In answering these questions, Schechter remembers something that my newspaper editor tells us on occasion: “It is possible to hold more than one idea in your head at the same time.” It is OK to both root for Josh’s self-improvement and to find him infuriatingly insensitive and privileged. It is OK to feel for the triggered student but also wish that she would accept an olive branch from Josh and move forward in forgiveness. It’s OK to be a little angry at how a single student ends a man’s career and also be more than a little uncomfortable when a couple of students try to make Josh the face of their “white male lives matter” movement.
Schechter wisely embraces all these contradictions and others – “After Class” (not rated, but with very R-rated language and sexual content) is both comedy and tragedy, and that’s OK. Because so is life.

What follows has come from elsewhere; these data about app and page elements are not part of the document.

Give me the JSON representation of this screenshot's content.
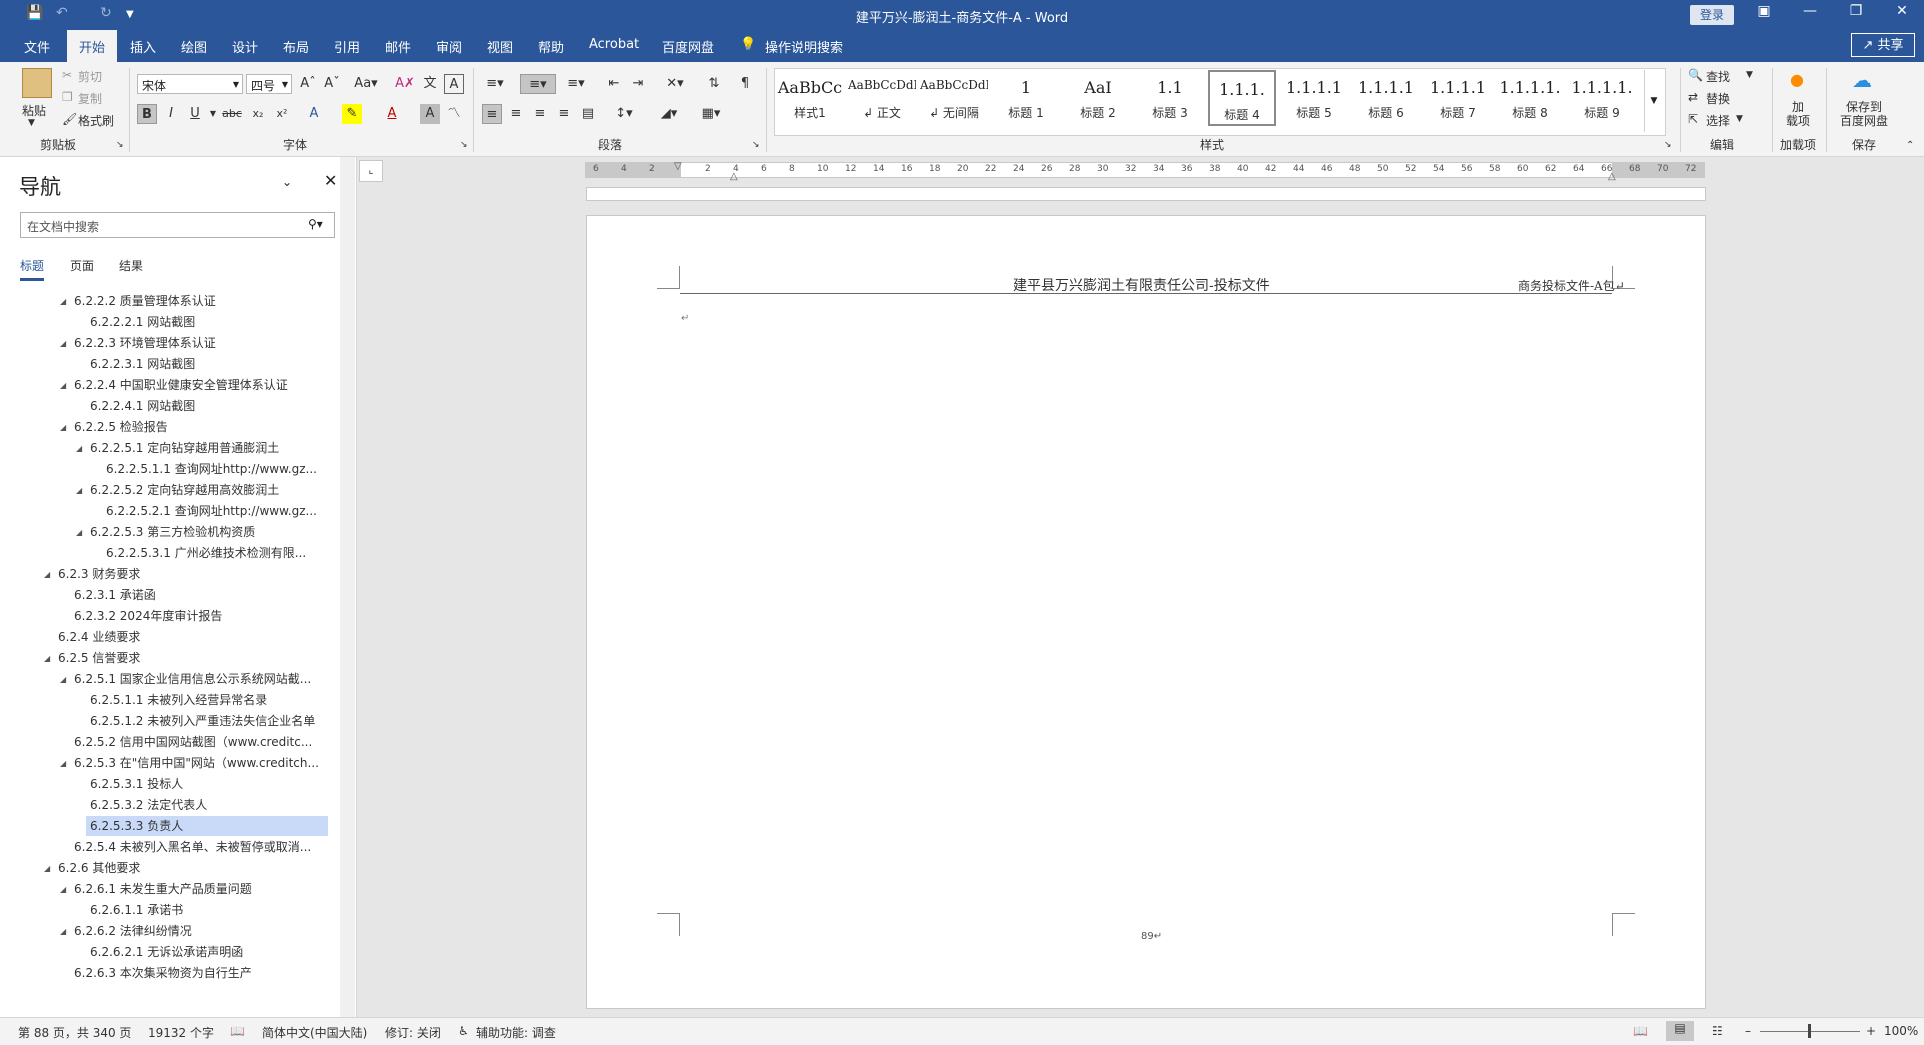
{
  "titlebar": {
    "title": "建平万兴-膨润土-商务文件-A - Word",
    "login": "登录",
    "save_icon": "save-icon"
  },
  "tabs": [
    "文件",
    "开始",
    "插入",
    "绘图",
    "设计",
    "布局",
    "引用",
    "邮件",
    "审阅",
    "视图",
    "帮助",
    "Acrobat",
    "百度网盘"
  ],
  "tell_me": "操作说明搜索",
  "share": "共享",
  "ribbon": {
    "clipboard": {
      "paste": "粘贴",
      "cut": "剪切",
      "copy": "复制",
      "format_painter": "格式刷",
      "label": "剪贴板"
    },
    "font": {
      "name": "宋体",
      "size": "四号",
      "label": "字体"
    },
    "paragraph": {
      "label": "段落"
    },
    "styles": {
      "label": "样式",
      "items": [
        {
          "preview": "AaBbCc",
          "name": "样式1"
        },
        {
          "preview": "AaBbCcDdI",
          "name": "↲ 正文"
        },
        {
          "preview": "AaBbCcDdI",
          "name": "↲ 无间隔"
        },
        {
          "preview": "1",
          "name": "标题 1"
        },
        {
          "preview": "AaI",
          "name": "标题 2"
        },
        {
          "preview": "1.1",
          "name": "标题 3"
        },
        {
          "preview": "1.1.1.",
          "name": "标题 4"
        },
        {
          "preview": "1.1.1.1",
          "name": "标题 5"
        },
        {
          "preview": "1.1.1.1",
          "name": "标题 6"
        },
        {
          "preview": "1.1.1.1",
          "name": "标题 7"
        },
        {
          "preview": "1.1.1.1.",
          "name": "标题 8"
        },
        {
          "preview": "1.1.1.1.",
          "name": "标题 9"
        }
      ]
    },
    "editing": {
      "find": "查找",
      "replace": "替换",
      "select": "选择",
      "label": "编辑"
    },
    "addins": {
      "label": "加载项",
      "btn": "加\n载项"
    },
    "save": {
      "btn": "保存到\n百度网盘",
      "label": "保存"
    }
  },
  "nav": {
    "title": "导航",
    "search_placeholder": "在文档中搜索",
    "tabs": [
      "标题",
      "页面",
      "结果"
    ],
    "items": [
      {
        "text": "6.2.2.2 质量管理体系认证",
        "level": 2,
        "tri": true
      },
      {
        "text": "6.2.2.2.1 网站截图",
        "level": 3,
        "tri": false
      },
      {
        "text": "6.2.2.3 环境管理体系认证",
        "level": 2,
        "tri": true
      },
      {
        "text": "6.2.2.3.1 网站截图",
        "level": 3,
        "tri": false
      },
      {
        "text": "6.2.2.4 中国职业健康安全管理体系认证",
        "level": 2,
        "tri": true
      },
      {
        "text": "6.2.2.4.1 网站截图",
        "level": 3,
        "tri": false
      },
      {
        "text": "6.2.2.5 检验报告",
        "level": 2,
        "tri": true
      },
      {
        "text": "6.2.2.5.1 定向钻穿越用普通膨润土",
        "level": 3,
        "tri": true
      },
      {
        "text": "6.2.2.5.1.1 查询网址http://www.gz...",
        "level": 4,
        "tri": false
      },
      {
        "text": "6.2.2.5.2 定向钻穿越用高效膨润土",
        "level": 3,
        "tri": true
      },
      {
        "text": "6.2.2.5.2.1 查询网址http://www.gz...",
        "level": 4,
        "tri": false
      },
      {
        "text": "6.2.2.5.3 第三方检验机构资质",
        "level": 3,
        "tri": true
      },
      {
        "text": "6.2.2.5.3.1 广州必维技术检测有限...",
        "level": 4,
        "tri": false
      },
      {
        "text": "6.2.3 财务要求",
        "level": 1,
        "tri": true
      },
      {
        "text": "6.2.3.1 承诺函",
        "level": 2,
        "tri": false
      },
      {
        "text": "6.2.3.2 2024年度审计报告",
        "level": 2,
        "tri": false
      },
      {
        "text": "6.2.4 业绩要求",
        "level": 1,
        "tri": false
      },
      {
        "text": "6.2.5 信誉要求",
        "level": 1,
        "tri": true
      },
      {
        "text": "6.2.5.1 国家企业信用信息公示系统网站截...",
        "level": 2,
        "tri": true
      },
      {
        "text": "6.2.5.1.1 未被列入经营异常名录",
        "level": 3,
        "tri": false
      },
      {
        "text": "6.2.5.1.2 未被列入严重违法失信企业名单",
        "level": 3,
        "tri": false
      },
      {
        "text": "6.2.5.2 信用中国网站截图（www.creditc...",
        "level": 2,
        "tri": false
      },
      {
        "text": "6.2.5.3 在\"信用中国\"网站（www.creditch...",
        "level": 2,
        "tri": true
      },
      {
        "text": "6.2.5.3.1 投标人",
        "level": 3,
        "tri": false
      },
      {
        "text": "6.2.5.3.2 法定代表人",
        "level": 3,
        "tri": false
      },
      {
        "text": "6.2.5.3.3 负责人",
        "level": 3,
        "tri": false,
        "selected": true
      },
      {
        "text": "6.2.5.4 未被列入黑名单、未被暂停或取消...",
        "level": 2,
        "tri": false
      },
      {
        "text": "6.2.6 其他要求",
        "level": 1,
        "tri": true
      },
      {
        "text": "6.2.6.1 未发生重大产品质量问题",
        "level": 2,
        "tri": true
      },
      {
        "text": "6.2.6.1.1 承诺书",
        "level": 3,
        "tri": false
      },
      {
        "text": "6.2.6.2 法律纠纷情况",
        "level": 2,
        "tri": true
      },
      {
        "text": "6.2.6.2.1 无诉讼承诺声明函",
        "level": 3,
        "tri": false
      },
      {
        "text": "6.2.6.3 本次集采物资为自行生产",
        "level": 2,
        "tri": false
      }
    ]
  },
  "ruler_numbers": [
    "6",
    "4",
    "2",
    "",
    "2",
    "4",
    "6",
    "8",
    "10",
    "12",
    "14",
    "16",
    "18",
    "20",
    "22",
    "24",
    "26",
    "28",
    "30",
    "32",
    "34",
    "36",
    "38",
    "40",
    "42",
    "44",
    "46",
    "48",
    "50",
    "52",
    "54",
    "56",
    "58",
    "60",
    "62",
    "64",
    "66",
    "68",
    "70",
    "72"
  ],
  "document": {
    "header_center": "建平县万兴膨润土有限责任公司-投标文件",
    "header_right": "商务投标文件-A包↵",
    "para_mark": "↵",
    "page_number": "89↵"
  },
  "status": {
    "page": "第 88 页，共 340 页",
    "words": "19132 个字",
    "language": "简体中文(中国大陆)",
    "track": "修订: 关闭",
    "accessibility": "辅助功能: 调查",
    "zoom": "100%"
  }
}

“After Class” is a withering, brutal, uncomfortable and often laugh-out-loud hilarious film. Schechter takes an early line from Josh – “write what hurts”- and makes it his film’s thesis. Not everybody will embrace the film, but I think many people will find value in the challenging, morally ambiguous questions it asks.
There’s value in these questions, and I think that’s what the film’s ending means. Life is not neat or tidy- sometimes things just end for no reason, and we’re left to figure it out for ourselves and to find meaning in it.
So what are we supposed to make of this mess – of this life? Maybe we aren’t supposed to make anything of it – maybe we’re just supposed to muddle through. And maybe, if we’re lucky, we can find beauty and humor and joy in the muddling and the pain. Schechter sure does.
About the author
Stephen Dow is an award-winning journalist with a passion for film – not just consuming it, but thoughtfully and actively engaging with it. He believes that these modern myths have a lot to tell us about our world and ourselves. He can be reached at firstname.lastname@example.org.